• _Aim of the exercise_
Please return all lines of the data below containing the string "last".

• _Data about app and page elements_
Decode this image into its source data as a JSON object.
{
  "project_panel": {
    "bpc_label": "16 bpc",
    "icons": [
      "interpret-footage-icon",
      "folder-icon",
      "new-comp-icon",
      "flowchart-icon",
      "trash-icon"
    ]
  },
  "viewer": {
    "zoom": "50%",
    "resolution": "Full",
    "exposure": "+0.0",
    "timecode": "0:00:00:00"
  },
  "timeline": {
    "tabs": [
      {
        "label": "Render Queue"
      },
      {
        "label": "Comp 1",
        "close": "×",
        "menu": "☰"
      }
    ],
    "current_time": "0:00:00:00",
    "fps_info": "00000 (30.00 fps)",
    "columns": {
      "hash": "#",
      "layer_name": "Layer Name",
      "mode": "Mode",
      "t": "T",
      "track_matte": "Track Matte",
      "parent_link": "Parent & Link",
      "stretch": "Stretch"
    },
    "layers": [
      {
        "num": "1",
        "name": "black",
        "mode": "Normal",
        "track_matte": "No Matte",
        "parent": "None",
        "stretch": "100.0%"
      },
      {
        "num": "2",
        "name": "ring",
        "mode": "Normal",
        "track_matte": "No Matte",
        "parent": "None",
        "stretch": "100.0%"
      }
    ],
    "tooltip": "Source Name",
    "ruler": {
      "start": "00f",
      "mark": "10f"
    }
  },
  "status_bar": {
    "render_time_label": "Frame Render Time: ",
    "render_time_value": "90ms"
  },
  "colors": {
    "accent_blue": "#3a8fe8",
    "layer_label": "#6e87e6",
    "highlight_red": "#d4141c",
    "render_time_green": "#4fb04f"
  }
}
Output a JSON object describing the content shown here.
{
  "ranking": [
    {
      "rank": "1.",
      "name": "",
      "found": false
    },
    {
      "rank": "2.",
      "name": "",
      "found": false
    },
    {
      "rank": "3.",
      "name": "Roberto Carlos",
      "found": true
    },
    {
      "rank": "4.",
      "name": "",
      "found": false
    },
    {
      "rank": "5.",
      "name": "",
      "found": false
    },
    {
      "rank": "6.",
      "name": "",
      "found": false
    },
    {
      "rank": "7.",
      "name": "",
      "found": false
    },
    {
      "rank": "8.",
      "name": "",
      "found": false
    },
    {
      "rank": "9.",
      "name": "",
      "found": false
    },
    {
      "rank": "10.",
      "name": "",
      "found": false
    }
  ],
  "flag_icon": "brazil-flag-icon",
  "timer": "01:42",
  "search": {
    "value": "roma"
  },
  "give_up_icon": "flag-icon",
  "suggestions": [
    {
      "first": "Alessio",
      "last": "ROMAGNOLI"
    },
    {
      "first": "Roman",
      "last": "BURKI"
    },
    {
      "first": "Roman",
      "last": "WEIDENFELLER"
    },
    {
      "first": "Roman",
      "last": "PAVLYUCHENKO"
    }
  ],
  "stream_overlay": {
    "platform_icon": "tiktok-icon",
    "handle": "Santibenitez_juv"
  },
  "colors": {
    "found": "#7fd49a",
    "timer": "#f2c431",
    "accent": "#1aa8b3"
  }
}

• _Answer to the exercise_
      "last": "ROMAGNOLI"
      "last": "BURKI"
      "last": "WEIDENFELLER"
      "last": "PAVLYUCHENKO"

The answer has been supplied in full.